--- Entries supplied Enclosed Below ---

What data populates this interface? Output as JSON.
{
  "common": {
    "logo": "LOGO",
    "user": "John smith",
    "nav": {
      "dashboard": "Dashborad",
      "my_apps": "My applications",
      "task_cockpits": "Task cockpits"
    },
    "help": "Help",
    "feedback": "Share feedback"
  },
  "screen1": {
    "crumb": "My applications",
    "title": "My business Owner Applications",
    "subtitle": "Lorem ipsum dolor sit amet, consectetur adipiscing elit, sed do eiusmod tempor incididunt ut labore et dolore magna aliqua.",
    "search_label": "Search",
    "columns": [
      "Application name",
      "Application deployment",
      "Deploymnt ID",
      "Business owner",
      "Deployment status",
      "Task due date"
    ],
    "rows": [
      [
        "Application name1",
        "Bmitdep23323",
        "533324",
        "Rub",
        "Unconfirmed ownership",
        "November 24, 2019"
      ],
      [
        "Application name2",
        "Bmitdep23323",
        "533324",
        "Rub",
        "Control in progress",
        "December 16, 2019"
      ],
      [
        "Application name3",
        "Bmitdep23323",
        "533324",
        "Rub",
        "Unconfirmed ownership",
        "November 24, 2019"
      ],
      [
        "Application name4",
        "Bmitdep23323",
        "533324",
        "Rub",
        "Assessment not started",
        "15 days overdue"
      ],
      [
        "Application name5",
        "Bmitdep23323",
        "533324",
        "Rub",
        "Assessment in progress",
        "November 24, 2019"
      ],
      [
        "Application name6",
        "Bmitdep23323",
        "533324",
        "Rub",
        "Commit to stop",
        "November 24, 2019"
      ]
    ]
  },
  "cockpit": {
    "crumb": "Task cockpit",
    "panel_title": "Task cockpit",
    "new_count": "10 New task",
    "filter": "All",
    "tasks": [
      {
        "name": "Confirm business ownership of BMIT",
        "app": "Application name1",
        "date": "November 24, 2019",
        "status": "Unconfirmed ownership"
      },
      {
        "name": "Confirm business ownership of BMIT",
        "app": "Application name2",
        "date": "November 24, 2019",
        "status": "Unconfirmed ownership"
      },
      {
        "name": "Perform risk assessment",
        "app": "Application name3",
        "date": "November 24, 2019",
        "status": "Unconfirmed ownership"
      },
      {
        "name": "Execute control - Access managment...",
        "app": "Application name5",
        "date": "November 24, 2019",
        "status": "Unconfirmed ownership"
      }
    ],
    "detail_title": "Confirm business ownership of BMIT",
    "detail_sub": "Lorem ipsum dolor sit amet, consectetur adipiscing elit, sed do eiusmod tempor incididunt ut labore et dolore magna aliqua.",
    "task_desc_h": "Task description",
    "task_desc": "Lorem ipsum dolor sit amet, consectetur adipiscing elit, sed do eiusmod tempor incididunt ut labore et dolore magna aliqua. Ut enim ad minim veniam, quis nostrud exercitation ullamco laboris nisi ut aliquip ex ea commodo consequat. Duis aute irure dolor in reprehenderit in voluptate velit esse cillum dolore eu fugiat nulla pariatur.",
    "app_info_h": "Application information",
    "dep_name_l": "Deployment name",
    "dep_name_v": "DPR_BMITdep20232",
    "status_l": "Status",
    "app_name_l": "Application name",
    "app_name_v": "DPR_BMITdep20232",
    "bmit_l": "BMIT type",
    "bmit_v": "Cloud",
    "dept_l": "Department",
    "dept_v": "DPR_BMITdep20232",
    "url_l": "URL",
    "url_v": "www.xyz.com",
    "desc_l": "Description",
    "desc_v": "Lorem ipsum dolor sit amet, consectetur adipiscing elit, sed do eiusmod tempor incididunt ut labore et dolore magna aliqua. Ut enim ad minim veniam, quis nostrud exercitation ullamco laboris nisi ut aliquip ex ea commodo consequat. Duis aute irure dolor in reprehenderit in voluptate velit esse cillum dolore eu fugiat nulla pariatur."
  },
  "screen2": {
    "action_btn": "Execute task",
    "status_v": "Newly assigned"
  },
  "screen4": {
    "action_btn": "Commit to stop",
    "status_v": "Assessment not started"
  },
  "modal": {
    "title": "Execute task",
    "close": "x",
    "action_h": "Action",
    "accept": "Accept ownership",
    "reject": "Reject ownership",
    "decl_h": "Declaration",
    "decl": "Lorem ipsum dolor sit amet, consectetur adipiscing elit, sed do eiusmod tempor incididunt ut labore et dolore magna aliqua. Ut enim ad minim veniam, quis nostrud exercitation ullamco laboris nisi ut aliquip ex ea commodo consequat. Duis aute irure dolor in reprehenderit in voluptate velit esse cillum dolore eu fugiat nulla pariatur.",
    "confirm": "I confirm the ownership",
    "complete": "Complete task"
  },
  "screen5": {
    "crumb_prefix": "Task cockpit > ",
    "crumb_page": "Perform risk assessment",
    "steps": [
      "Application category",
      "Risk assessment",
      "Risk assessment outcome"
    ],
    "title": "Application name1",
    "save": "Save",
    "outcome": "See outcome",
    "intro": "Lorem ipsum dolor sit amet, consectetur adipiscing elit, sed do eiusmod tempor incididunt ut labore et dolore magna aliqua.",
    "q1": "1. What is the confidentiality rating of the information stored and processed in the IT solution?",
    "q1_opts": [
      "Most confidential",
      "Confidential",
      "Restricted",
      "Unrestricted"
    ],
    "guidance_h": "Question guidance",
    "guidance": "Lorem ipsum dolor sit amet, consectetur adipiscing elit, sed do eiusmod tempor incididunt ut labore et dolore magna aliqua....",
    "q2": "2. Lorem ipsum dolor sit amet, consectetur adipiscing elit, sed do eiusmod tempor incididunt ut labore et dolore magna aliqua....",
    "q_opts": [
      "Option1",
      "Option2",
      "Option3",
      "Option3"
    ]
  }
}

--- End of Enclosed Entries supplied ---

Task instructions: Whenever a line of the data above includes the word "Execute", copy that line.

Written response:
        "name": "Execute control - Access managment...",
    "action_btn": "Execute task",
    "title": "Execute task",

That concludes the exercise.